▶ **TASK INSTRUCTIONS**
I need each line of the entries below that includes the string "content".
***** EXERCISE MATERIAL
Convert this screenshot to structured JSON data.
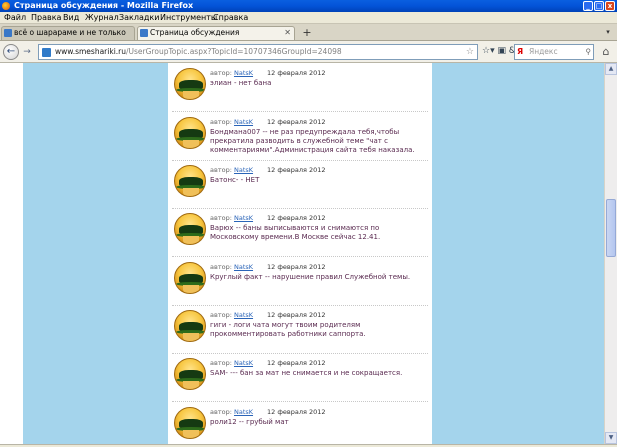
{
  "window": {
    "title": "Страница обсуждения - Mozilla Firefox",
    "buttons": {
      "minimize": "_",
      "maximize": "□",
      "close": "x"
    }
  },
  "menu": [
    "Файл",
    "Правка",
    "Вид",
    "Журнал",
    "Закладки",
    "Инструменты",
    "Справка"
  ],
  "tabs": [
    {
      "label": "всё о шарараме и не только",
      "active": false
    },
    {
      "label": "Страница обсуждения",
      "active": true
    }
  ],
  "tab_new_label": "+",
  "nav": {
    "url_host": "www.smeshariki.ru",
    "url_path": "/UserGroupTopic.aspx?TopicId=10707346GroupId=24098",
    "tools": "☆▾ ▣ & ▾",
    "search_placeholder": "Яндекс",
    "search_engine_glyph": "Я"
  },
  "author_label": "автор:",
  "posts": [
    {
      "author": "NatsK",
      "date": "12 февраля 2012",
      "text": "элиан - нет бана"
    },
    {
      "author": "NatsK",
      "date": "12 февраля 2012",
      "text": "Бондмана007 -- не раз предупреждала тебя,чтобы прекратила разводить в служебной теме \"чат с комментариями\".Администрация сайта тебя наказала."
    },
    {
      "author": "NatsK",
      "date": "12 февраля 2012",
      "text": "Батонс- - НЕТ"
    },
    {
      "author": "NatsK",
      "date": "12 февраля 2012",
      "text": "Варюх -- баны выписываются и снимаются по Московскому времени.В Москве сейчас 12.41."
    },
    {
      "author": "NatsK",
      "date": "12 февраля 2012",
      "text": "Круглый факт -- нарушение правил Служебной темы."
    },
    {
      "author": "NatsK",
      "date": "12 февраля 2012",
      "text": "гиги - логи чата могут твоим родителям прокомментировать работники саппорта."
    },
    {
      "author": "NatsK",
      "date": "12 февраля 2012",
      "text": "SAM- --- бан за мат не снимается и не сокращается."
    },
    {
      "author": "NatsK",
      "date": "12 февраля 2012",
      "text": "роли12 -- грубый мат"
    }
  ]
}
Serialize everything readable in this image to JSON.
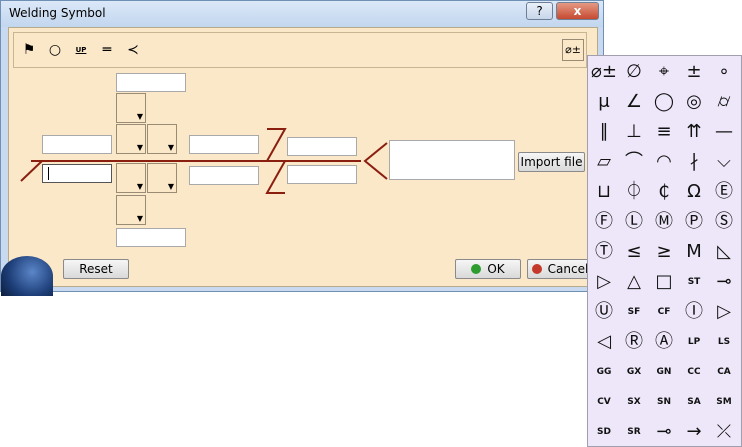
{
  "window": {
    "title": "Welding Symbol",
    "help": "?",
    "close": "x"
  },
  "toolbar": {
    "items": [
      "⚑",
      "○",
      "UP",
      "═",
      "≺"
    ],
    "right_icon": "⌀±"
  },
  "form": {
    "import_label": "Import file",
    "reset_label": "Reset",
    "ok_label": "OK",
    "cancel_label": "Cancel",
    "ok_color": "#2e9c2e",
    "cancel_color": "#c43a2a",
    "line_color": "#8a1f10"
  },
  "palette": {
    "rows": [
      [
        "⌀±",
        "∅",
        "⌖",
        "±",
        "∘"
      ],
      [
        "μ",
        "∠",
        "◯",
        "◎",
        "⌭"
      ],
      [
        "∥",
        "⊥",
        "≡",
        "⇈",
        "—"
      ],
      [
        "▱",
        "⌒",
        "◠",
        "∤",
        "⌵"
      ],
      [
        "⊔",
        "⏀",
        "₵",
        "Ω",
        "Ⓔ"
      ],
      [
        "Ⓕ",
        "Ⓛ",
        "Ⓜ",
        "Ⓟ",
        "Ⓢ"
      ],
      [
        "Ⓣ",
        "≤",
        "≥",
        "M",
        "◺"
      ],
      [
        "▷",
        "△",
        "□",
        "ST",
        "⊸"
      ],
      [
        "Ⓤ",
        "SF",
        "CF",
        "Ⓘ",
        "▷"
      ],
      [
        "◁",
        "Ⓡ",
        "Ⓐ",
        "LP",
        "LS"
      ],
      [
        "GG",
        "GX",
        "GN",
        "CC",
        "CA"
      ],
      [
        "CV",
        "SX",
        "SN",
        "SA",
        "SM"
      ],
      [
        "SD",
        "SR",
        "⊸",
        "→",
        "⤫"
      ]
    ]
  }
}
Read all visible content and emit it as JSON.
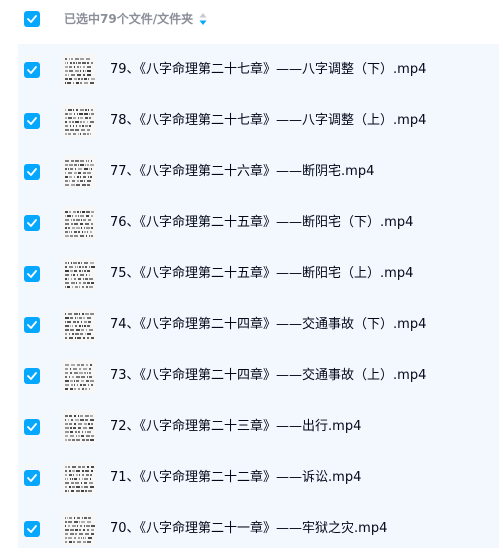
{
  "header": {
    "selection_text": "已选中79个文件/文件夹",
    "checked": true
  },
  "colors": {
    "accent": "#06a7ff",
    "list_bg": "#f3f7fe",
    "header_text": "#8a8f99",
    "file_text": "#03081a"
  },
  "files": [
    {
      "name": "79、《八字命理第二十七章》——八字调整（下）.mp4",
      "checked": true
    },
    {
      "name": "78、《八字命理第二十七章》——八字调整（上）.mp4",
      "checked": true
    },
    {
      "name": "77、《八字命理第二十六章》——断阴宅.mp4",
      "checked": true
    },
    {
      "name": "76、《八字命理第二十五章》——断阳宅（下）.mp4",
      "checked": true
    },
    {
      "name": "75、《八字命理第二十五章》——断阳宅（上）.mp4",
      "checked": true
    },
    {
      "name": "74、《八字命理第二十四章》——交通事故（下）.mp4",
      "checked": true
    },
    {
      "name": "73、《八字命理第二十四章》——交通事故（上）.mp4",
      "checked": true
    },
    {
      "name": "72、《八字命理第二十三章》——出行.mp4",
      "checked": true
    },
    {
      "name": "71、《八字命理第二十二章》——诉讼.mp4",
      "checked": true
    },
    {
      "name": "70、《八字命理第二十一章》——牢狱之灾.mp4",
      "checked": true
    }
  ]
}
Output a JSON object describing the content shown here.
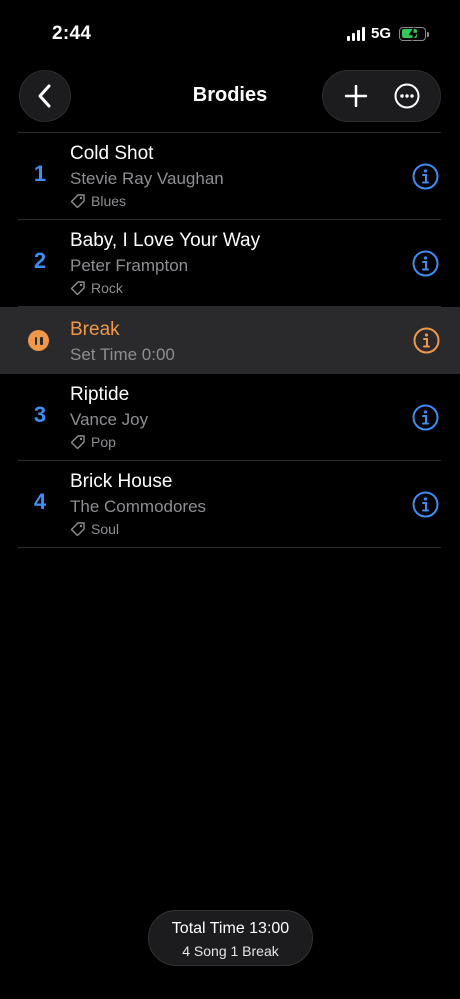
{
  "status_bar": {
    "time": "2:44",
    "network": "5G"
  },
  "nav": {
    "title": "Brodies",
    "back_icon": "chevron-left-icon",
    "add_icon": "plus-icon",
    "more_icon": "ellipsis-circle-icon"
  },
  "items": [
    {
      "type": "song",
      "number": "1",
      "title": "Cold Shot",
      "artist": "Stevie Ray Vaughan",
      "tag": "Blues"
    },
    {
      "type": "song",
      "number": "2",
      "title": "Baby, I Love Your Way",
      "artist": "Peter Frampton",
      "tag": "Rock"
    },
    {
      "type": "break",
      "title": "Break",
      "subtitle": "Set Time 0:00"
    },
    {
      "type": "song",
      "number": "3",
      "title": "Riptide",
      "artist": "Vance Joy",
      "tag": "Pop"
    },
    {
      "type": "song",
      "number": "4",
      "title": "Brick House",
      "artist": "The Commodores",
      "tag": "Soul"
    }
  ],
  "footer": {
    "total_time": "Total Time 13:00",
    "counts": "4 Song 1 Break"
  },
  "colors": {
    "accent_blue": "#3e8df3",
    "break_orange": "#f0974a",
    "battery_green": "#34c759"
  }
}
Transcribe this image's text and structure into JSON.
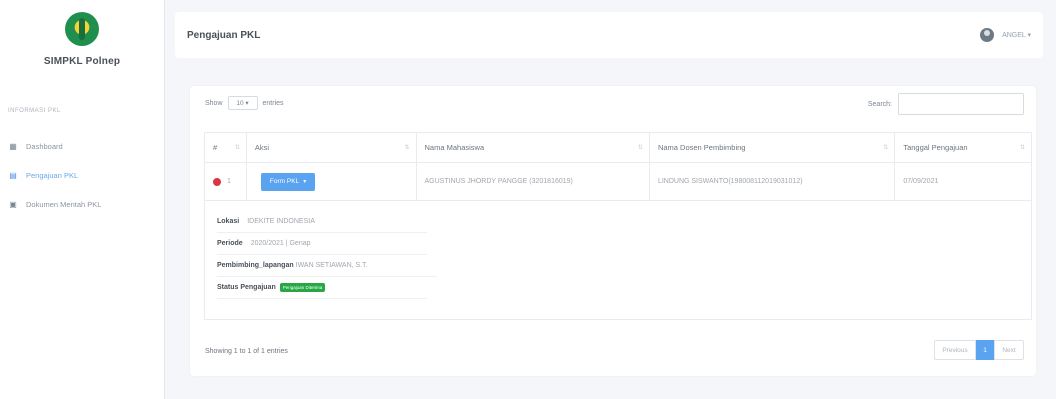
{
  "sidebar": {
    "brand": "SIMPKL Polnep",
    "heading": "INFORMASI PKL",
    "items": [
      {
        "label": "Dashboard",
        "icon": "dashboard-icon"
      },
      {
        "label": "Pengajuan PKL",
        "icon": "document-icon"
      },
      {
        "label": "Dokumen Mentah PKL",
        "icon": "folder-icon"
      }
    ]
  },
  "header": {
    "title": "Pengajuan PKL",
    "user": "ANGEL ▾"
  },
  "table_controls": {
    "show": "Show",
    "length_value": "10 ▾",
    "entries": "entries",
    "search_label": "Search:"
  },
  "table": {
    "columns": [
      "#",
      "Aksi",
      "Nama Mahasiswa",
      "Nama Dosen Pembimbing",
      "Tanggal Pengajuan"
    ],
    "rows": [
      {
        "no": "1",
        "action": "Form PKL",
        "student": "AGUSTINUS JHORDY PANGGE (3201816019)",
        "lecturer": "LINDUNG SISWANTO(198008112019031012)",
        "date": "07/09/2021"
      }
    ]
  },
  "detail": {
    "lokasi_label": "Lokasi",
    "lokasi_value": "IDEKITE INDONESIA",
    "periode_label": "Periode",
    "periode_value": "2020/2021 | Genap",
    "pembimbing_label": "Pembimbing_lapangan",
    "pembimbing_value": "IWAN SETIAWAN, S.T.",
    "status_label": "Status Pengajuan",
    "status_badge": "Pengajuan Diterima"
  },
  "footer": {
    "info": "Showing 1 to 1 of 1 entries",
    "prev": "Previous",
    "page": "1",
    "next": "Next"
  },
  "colors": {
    "primary": "#5aa3f0",
    "danger": "#dc3545",
    "success": "#28a745"
  }
}
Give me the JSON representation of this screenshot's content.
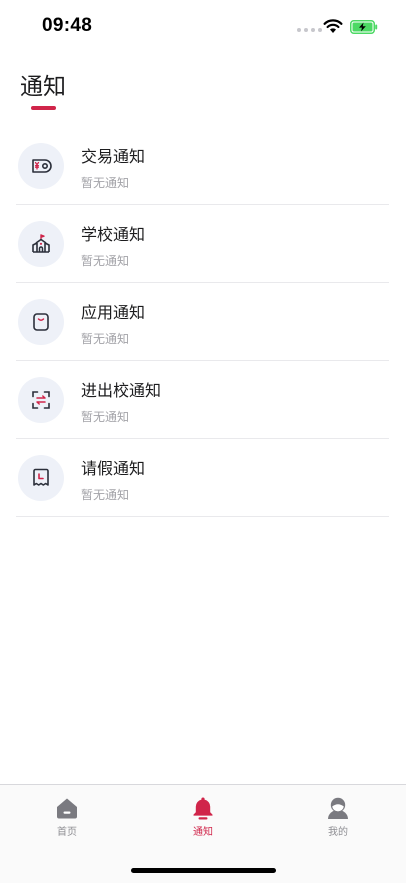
{
  "status_bar": {
    "time": "09:48"
  },
  "header": {
    "title": "通知"
  },
  "notices": [
    {
      "title": "交易通知",
      "subtitle": "暂无通知",
      "icon": "money-bill-icon"
    },
    {
      "title": "学校通知",
      "subtitle": "暂无通知",
      "icon": "school-building-icon"
    },
    {
      "title": "应用通知",
      "subtitle": "暂无通知",
      "icon": "shopping-bag-icon"
    },
    {
      "title": "进出校通知",
      "subtitle": "暂无通知",
      "icon": "scan-transfer-icon"
    },
    {
      "title": "请假通知",
      "subtitle": "暂无通知",
      "icon": "leave-clock-icon"
    }
  ],
  "tabbar": {
    "items": [
      {
        "label": "首页",
        "icon": "home-icon",
        "active": false
      },
      {
        "label": "通知",
        "icon": "bell-icon",
        "active": true
      },
      {
        "label": "我的",
        "icon": "profile-icon",
        "active": false
      }
    ]
  },
  "colors": {
    "accent": "#d0254a",
    "icon_bg": "#eef1f8",
    "icon_stroke": "#2b2f3a",
    "inactive": "#8e8e93"
  }
}
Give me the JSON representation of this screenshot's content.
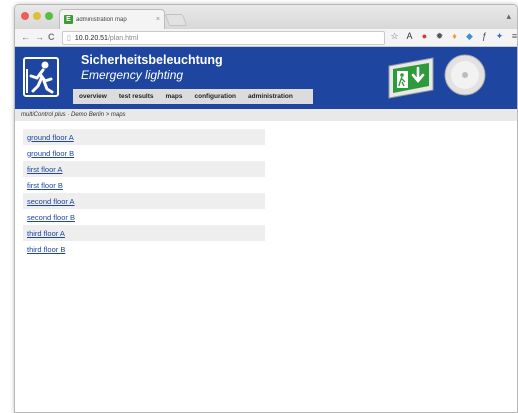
{
  "browser": {
    "tab_title": "administration map",
    "tab_favicon": "E",
    "close_glyph": "×",
    "url_host": "10.0.20.51",
    "url_path": "/plan.html",
    "back_glyph": "←",
    "forward_glyph": "→",
    "reload_glyph": "C",
    "page_glyph": "▯",
    "user_glyph": "▴",
    "extensions": [
      {
        "name": "star-icon",
        "glyph": "☆",
        "color": "#666666"
      },
      {
        "name": "font-icon",
        "glyph": "A",
        "color": "#333333"
      },
      {
        "name": "adblock-icon",
        "glyph": "●",
        "color": "#d9362f"
      },
      {
        "name": "gear-icon",
        "glyph": "✹",
        "color": "#555555"
      },
      {
        "name": "lightbulb-icon",
        "glyph": "♦",
        "color": "#e8a23c"
      },
      {
        "name": "puzzle-icon",
        "glyph": "◆",
        "color": "#3e8fd6"
      },
      {
        "name": "formula-icon",
        "glyph": "ƒ",
        "color": "#444444"
      },
      {
        "name": "bird-icon",
        "glyph": "✦",
        "color": "#3b6fc4"
      },
      {
        "name": "menu-icon",
        "glyph": "≡",
        "color": "#555555"
      }
    ]
  },
  "header": {
    "title": "Sicherheitsbeleuchtung",
    "subtitle": "Emergency lighting",
    "brand_color": "#1e46a0"
  },
  "menu": {
    "items": [
      "overview",
      "test results",
      "maps",
      "configuration",
      "administration"
    ]
  },
  "breadcrumb": "multiControl plus · Demo Berlin > maps",
  "maps": [
    "ground floor A",
    "ground floor B",
    "first floor A",
    "first floor B",
    "second floor A",
    "second floor B",
    "third floor A",
    "third floor B"
  ]
}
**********
▶ **ANSWER TO THIS PROBLEM**
Read all visible content and emit it as JSON.
Output a JSON object describing the content shown here.
Give me the JSON representation of this screenshot's content.
Give me the JSON representation of this screenshot's content.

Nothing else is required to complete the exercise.